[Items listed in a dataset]
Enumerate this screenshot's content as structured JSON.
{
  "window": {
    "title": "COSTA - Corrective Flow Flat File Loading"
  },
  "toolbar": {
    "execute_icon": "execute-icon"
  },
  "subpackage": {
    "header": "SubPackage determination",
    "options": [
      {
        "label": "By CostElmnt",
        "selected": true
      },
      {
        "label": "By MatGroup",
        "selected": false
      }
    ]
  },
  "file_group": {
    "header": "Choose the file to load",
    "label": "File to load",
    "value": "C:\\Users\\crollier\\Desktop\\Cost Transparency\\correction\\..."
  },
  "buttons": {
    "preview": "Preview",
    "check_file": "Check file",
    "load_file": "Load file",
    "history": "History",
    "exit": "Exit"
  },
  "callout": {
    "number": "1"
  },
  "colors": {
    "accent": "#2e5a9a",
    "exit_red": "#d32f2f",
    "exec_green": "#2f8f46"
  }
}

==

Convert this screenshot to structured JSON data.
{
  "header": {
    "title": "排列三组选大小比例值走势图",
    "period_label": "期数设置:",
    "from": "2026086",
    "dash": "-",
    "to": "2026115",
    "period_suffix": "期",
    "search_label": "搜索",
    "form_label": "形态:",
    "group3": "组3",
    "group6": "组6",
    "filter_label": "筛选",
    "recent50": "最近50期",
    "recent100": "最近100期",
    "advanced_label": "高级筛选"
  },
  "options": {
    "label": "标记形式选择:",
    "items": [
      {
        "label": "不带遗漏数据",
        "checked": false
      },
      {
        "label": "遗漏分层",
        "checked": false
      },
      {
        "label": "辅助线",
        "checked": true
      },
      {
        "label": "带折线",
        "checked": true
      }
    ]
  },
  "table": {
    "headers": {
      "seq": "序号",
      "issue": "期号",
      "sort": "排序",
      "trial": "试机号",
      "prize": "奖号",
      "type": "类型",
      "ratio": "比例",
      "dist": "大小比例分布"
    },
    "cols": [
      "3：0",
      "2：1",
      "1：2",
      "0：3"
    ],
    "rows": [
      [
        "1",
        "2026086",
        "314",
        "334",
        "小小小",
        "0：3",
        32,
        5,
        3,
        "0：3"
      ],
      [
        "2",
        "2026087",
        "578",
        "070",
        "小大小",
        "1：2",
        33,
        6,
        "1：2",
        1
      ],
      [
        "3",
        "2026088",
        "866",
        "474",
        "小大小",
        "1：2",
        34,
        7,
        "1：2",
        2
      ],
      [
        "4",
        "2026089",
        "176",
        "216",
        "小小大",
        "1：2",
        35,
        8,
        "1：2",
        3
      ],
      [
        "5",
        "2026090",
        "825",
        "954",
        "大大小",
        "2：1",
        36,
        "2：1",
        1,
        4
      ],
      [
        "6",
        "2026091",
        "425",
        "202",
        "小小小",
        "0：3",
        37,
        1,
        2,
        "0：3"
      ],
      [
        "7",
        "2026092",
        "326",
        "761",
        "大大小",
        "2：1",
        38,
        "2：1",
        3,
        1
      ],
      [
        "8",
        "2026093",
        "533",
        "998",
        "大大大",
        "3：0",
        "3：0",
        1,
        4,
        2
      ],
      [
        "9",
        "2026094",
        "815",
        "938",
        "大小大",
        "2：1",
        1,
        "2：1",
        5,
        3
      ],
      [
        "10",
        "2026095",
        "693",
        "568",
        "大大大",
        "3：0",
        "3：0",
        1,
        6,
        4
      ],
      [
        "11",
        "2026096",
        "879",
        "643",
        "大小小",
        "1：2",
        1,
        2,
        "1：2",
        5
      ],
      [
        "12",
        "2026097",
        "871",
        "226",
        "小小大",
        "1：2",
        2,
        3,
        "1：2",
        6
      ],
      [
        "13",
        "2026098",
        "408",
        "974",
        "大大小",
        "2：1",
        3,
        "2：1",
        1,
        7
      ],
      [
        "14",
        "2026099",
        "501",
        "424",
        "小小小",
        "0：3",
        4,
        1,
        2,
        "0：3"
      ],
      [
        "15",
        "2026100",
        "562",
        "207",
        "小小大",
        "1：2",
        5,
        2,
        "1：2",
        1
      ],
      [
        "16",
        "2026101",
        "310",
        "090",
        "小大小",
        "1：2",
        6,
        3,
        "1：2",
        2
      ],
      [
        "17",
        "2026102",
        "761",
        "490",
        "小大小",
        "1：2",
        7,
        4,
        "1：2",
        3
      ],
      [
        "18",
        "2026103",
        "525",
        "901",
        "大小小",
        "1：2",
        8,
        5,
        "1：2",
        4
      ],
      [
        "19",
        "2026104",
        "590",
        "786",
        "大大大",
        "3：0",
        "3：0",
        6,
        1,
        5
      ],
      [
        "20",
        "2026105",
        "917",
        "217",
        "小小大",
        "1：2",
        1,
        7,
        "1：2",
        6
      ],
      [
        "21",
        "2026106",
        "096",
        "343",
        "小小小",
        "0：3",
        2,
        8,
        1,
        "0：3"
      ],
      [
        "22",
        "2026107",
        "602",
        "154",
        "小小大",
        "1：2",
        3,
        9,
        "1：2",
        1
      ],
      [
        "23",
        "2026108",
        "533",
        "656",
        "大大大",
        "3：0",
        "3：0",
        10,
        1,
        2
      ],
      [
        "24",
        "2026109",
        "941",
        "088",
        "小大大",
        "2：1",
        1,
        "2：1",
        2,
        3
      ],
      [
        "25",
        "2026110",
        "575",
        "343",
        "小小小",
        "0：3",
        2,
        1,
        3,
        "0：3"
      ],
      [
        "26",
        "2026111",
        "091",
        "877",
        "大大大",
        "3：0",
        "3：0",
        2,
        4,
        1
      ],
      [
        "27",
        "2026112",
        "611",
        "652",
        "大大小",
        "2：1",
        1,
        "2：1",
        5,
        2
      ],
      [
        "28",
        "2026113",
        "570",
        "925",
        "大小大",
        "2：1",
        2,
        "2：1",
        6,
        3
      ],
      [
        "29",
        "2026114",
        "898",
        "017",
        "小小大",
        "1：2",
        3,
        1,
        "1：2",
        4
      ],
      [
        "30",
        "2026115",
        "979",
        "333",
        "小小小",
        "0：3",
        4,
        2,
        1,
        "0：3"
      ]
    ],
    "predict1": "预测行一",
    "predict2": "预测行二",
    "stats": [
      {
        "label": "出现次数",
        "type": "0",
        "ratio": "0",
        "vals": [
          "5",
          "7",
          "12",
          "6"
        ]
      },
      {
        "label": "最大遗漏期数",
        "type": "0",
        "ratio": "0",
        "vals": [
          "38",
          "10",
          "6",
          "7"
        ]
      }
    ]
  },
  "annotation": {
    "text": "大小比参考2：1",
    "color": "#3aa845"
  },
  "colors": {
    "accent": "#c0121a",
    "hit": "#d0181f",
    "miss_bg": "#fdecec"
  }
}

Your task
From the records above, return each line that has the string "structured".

Answer for this exercise
Enumerate this screenshot's content as structured JSON.
Convert this screenshot to structured JSON data.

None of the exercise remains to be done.